The Vehicle Controller is a special type of physics object that the Physics Engine (bullet) recognizes.
It is composed of a rigid body representing the chassis and a set of wheels that are set to no collision. Emphasizing the distinction between a GameEngine/Logical/Render object and its representation for the Physics Engine is important.
To simulate a vehicle as a true rigid body, on top of also rigid body wheels, with a real suspension system made with joints, would be far too complicated and unstable. Cars and other vehicles are complicated mechanical devices and most often we do not want to simulate that, only that it 'acts as expected'. The Vehicle Controller exists to provide a dedicated way of simulating a vehicle behavior without having to simulate all the physics that would actually happen in the real world. It abstracts the complexity away by providing a simple interface with tweakable parameters such as suspension force, damping and compression.
How it works
Bullet's approach to a vehicle controller is called a 'Raycast Vehicle'. Collision detection for the wheels is approximated by ray casts and the tire friction is an anisotropic friction model.
A raycast vehicle works by casting a ray for each wheel. Using the ray's intersection point, we can calculate the suspension length and hence the suspension force that is then applied to the chassis, keeping it from hitting the ground. In effect, the vehicle chassis 'floats' along on the rays.
The friction force is calculated for each wheel where the ray contacts the ground. This is applied as a sideways and forwards force.
You can check Kester Maddock's approach to vehicle simulation here. It includes some common problems, workarounds and tips and tricks.
How to Use
Currently the Vehicle Controller can only be used as a constraint via Python. There are plans to add it to the interface.
You should have a body acting as the chassis, set it as a 'Rigid Body'.
The wheels should be separate objects set to 'No Collision'. The vehicle controller will calculate the collisions for you as rays so, if you set it to something else, it will calculate it twice in different ways and produce weird results.
A cylinder is typically a good collision shape for the wheels. For the chassis, the shape should be rough, like a box. If the vehicle is very complicated, you should split it into simpler objects and parent those (with their collision shapes) to the vehicle controller so that they will follow it. If your vehicle even has moving bits (weapons, wrecking balls, trolleys etc) they should also be simulated separately and connected to the vehicle as a joint.

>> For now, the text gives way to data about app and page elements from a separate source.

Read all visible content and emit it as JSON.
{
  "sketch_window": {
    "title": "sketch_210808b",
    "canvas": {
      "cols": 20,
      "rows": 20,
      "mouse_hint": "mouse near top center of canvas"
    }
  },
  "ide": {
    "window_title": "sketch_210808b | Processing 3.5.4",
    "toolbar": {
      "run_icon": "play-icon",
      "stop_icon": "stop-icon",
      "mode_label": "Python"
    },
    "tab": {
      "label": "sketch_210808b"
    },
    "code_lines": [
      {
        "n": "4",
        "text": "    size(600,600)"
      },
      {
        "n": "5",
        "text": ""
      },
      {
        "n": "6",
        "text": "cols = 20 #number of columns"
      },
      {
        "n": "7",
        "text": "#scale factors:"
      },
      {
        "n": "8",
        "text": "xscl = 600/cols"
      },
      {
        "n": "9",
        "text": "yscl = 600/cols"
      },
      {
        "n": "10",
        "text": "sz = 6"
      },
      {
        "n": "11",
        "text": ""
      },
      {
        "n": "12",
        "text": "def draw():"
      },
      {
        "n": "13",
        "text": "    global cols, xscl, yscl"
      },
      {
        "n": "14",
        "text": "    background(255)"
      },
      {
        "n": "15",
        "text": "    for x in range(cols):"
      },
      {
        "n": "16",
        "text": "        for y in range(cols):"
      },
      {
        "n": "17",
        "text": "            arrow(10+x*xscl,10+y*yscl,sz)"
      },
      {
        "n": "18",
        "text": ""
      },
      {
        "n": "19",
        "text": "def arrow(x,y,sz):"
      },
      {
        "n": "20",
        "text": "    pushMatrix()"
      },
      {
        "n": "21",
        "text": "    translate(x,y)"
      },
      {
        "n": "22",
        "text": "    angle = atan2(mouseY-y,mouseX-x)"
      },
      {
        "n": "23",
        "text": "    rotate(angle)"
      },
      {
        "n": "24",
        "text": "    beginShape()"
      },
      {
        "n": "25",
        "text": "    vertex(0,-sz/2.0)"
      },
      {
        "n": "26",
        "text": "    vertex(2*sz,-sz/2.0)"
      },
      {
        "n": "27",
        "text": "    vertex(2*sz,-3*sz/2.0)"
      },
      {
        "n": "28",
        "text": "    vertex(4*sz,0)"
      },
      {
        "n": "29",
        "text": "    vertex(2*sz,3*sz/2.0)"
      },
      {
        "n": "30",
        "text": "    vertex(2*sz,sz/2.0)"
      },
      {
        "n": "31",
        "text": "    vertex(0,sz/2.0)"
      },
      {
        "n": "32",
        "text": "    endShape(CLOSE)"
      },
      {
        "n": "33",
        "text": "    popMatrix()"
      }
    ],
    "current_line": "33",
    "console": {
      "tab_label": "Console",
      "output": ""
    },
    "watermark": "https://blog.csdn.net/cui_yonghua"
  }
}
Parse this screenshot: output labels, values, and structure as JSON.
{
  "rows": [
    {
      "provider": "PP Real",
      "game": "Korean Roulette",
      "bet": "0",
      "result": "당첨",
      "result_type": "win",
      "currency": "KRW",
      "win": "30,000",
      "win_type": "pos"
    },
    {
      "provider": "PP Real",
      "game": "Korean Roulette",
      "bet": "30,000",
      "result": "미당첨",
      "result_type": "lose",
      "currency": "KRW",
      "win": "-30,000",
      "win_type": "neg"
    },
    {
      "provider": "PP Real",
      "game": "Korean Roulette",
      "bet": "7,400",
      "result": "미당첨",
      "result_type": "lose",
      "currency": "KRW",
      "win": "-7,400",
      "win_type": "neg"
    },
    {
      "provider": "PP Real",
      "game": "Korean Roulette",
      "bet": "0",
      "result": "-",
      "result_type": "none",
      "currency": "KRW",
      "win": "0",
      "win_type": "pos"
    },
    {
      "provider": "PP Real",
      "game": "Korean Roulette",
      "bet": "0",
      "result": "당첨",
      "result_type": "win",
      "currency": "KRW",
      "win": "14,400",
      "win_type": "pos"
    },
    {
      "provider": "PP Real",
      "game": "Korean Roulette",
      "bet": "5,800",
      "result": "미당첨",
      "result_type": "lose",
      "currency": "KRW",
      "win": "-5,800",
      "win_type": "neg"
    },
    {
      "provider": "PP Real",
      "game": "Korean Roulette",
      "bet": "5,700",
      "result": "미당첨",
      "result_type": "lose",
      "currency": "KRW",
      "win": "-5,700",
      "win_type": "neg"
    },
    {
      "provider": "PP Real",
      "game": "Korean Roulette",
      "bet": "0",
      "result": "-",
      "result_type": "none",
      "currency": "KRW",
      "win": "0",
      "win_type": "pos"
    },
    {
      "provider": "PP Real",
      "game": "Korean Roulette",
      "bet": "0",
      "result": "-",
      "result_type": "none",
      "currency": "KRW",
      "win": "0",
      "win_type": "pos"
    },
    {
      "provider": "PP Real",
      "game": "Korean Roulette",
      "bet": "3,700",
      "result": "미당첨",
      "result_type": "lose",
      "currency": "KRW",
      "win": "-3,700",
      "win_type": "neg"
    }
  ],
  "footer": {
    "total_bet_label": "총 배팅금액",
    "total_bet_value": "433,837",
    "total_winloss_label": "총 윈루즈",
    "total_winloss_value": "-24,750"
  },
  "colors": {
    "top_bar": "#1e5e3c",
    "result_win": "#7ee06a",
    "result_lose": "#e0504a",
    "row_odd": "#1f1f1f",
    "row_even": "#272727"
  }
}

Assembling the Vehicle
The overall steps are:
- create a constraint for the vehicle and save its ID for future reference
- attach the wheels
- set wheel parameters: influence, stiffness, damping, compression and friction
- init variables
You can see an example in the file below.
Controlling the Vehicle
This is done in 2 parts and it should be modeled according to the desired behavior. You should think of your gameplay and research appropriate functions for the input. For instance, can the vehicle reverse? jump? drift? does it turn slowly? How much time does it take to brake or get to full speed?
The first part is response to keys. Whenever the player presses a key, you should set a value accordingly, such as increase acceleration. Example:
if key == events.UPARROWKEY: logic.car["force"] = -15.0 elif key == events.RIGHTARROWKEY: logic.car["steer"] -= 0.05
The second part is to compute the movement according to your functions.
## apply engine force ## for i in range(0, totalWheels): vehicle.applyEngineForce(logic.car["force"],i) ... ## slowly ease off gas and center steering ## logic.car["steer"] *= 0.6 logic.car["force"] *= 0.9
Both should be run each frame.
demo_file.zip (last update 9 September 2014)